Streamlining Access: Demystifying Single Sign-On (SSO)


Published 21 Dec, 2023


In the ever-evolving landscape of digital identity and security, Single Sign-On (SSO) has emerged as a beacon of efficiency, simplifying user authentication across multiple applications. In a world where the average person juggles a multitude of online accounts, SSO offers a seamless solution to the age-old struggle of remembering numerous usernames and passwords.

Understanding Single Sign-On:

Single Sign-On is a user authentication process that enables individuals to access multiple applications with a single set of login credentials. Instead of managing separate usernames and passwords for each service, users can log in once and gain access to a variety of applications without the need for repeated authentication.

Key Components of SSO:

1.   Identity Provider (IDP): At the heart of SSO is the Identity Provider, the guardian of user authentication. The IDP verifies the user’s identity based on their credentials and provides a secure token, signaling to other applications that the user has been authenticated.

2. Service Provider (SP): Service providers are the applications or services that users want to access. They rely on the IDP’s authentication to grant users access without requiring them to log in separately.

3. User Attributes: SSO can also transmit user attributes (such as name, email, or role) from the IDP to the Service Providers, allowing for a personalized and customized user experience.

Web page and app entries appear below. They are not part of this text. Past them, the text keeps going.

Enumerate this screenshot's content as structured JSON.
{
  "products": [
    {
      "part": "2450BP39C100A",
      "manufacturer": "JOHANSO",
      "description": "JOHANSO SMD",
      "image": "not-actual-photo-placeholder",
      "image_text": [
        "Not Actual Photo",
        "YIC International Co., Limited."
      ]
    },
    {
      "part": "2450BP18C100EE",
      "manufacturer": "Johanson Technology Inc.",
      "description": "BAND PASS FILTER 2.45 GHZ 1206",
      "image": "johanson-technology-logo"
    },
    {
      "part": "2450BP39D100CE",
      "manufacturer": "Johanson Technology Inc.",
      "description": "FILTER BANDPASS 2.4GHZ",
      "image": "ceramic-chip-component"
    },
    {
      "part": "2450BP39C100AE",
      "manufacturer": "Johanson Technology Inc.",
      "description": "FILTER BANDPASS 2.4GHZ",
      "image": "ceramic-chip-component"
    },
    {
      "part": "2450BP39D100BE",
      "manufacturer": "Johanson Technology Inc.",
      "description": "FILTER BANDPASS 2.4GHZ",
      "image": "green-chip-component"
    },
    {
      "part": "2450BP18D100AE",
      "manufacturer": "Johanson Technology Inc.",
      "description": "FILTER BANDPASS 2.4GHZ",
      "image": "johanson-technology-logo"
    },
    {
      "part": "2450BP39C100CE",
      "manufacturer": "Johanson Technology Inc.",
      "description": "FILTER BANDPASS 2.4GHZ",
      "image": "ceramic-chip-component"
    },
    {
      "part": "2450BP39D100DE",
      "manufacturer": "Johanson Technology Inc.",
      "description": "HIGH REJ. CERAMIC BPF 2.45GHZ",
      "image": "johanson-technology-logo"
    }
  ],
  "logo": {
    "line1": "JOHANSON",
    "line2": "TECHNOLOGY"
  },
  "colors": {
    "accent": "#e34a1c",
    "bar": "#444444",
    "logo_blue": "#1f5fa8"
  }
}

Benefits of Single Sign-On:

1. Enhanced User Experience: SSO simplifies the login process, reducing the friction associated with remembering and entering multiple sets of credentials. This, in turn, enhances user experience and encourages users to engage more with the provided services.

2. Improved Security: SSO can contribute to improved security by reducing the need for users to create and manage multiple passwords. This minimizes the risk of weak or reused passwords and makes it easier for organizations to enforce strong authentication measures.

3. Time and Cost Efficiency: From an organizational standpoint, SSO reduces the administrative burden of password resets and support requests related to login issues. This results in cost savings and allows IT teams to focus on more critical tasks.

4. Centralized Access Control: SSO provides centralized control over user access, making it easier for organizations to manage permissions and revoke access when necessary. This is particularly crucial for enterprises with a large number of users and diverse applications.

Challenges and Considerations:

While SSO offers numerous advantages, it’s essential to be aware of potential challenges and considerations:

1. Security Concerns: While SSO can enhance security, it also introduces a single point of failure. If the IDP is compromised, it could potentially grant unauthorized access to multiple services.

2. Interoperability: Ensuring that SSO works seamlessly across various platforms and applications can be challenging. Compatibility issues may arise, requiring careful implementation and ongoing maintenance.

3. User Privacy: Transmitting user attributes between the IDP and SPs raises privacy concerns. Organizations must establish clear policies regarding the collection and sharing of user information.


Single Sign-On stands as a testament to the ongoing quest for simplicity and security in the digital realm. By unifying access to multiple applications, SSO not only streamlines user experience but also contributes to enhanced security measures and operational efficiency. As organizations continue to navigate the complex landscape of digital identity, SSO remains a powerful tool for creating a seamless and secure user authentication experience.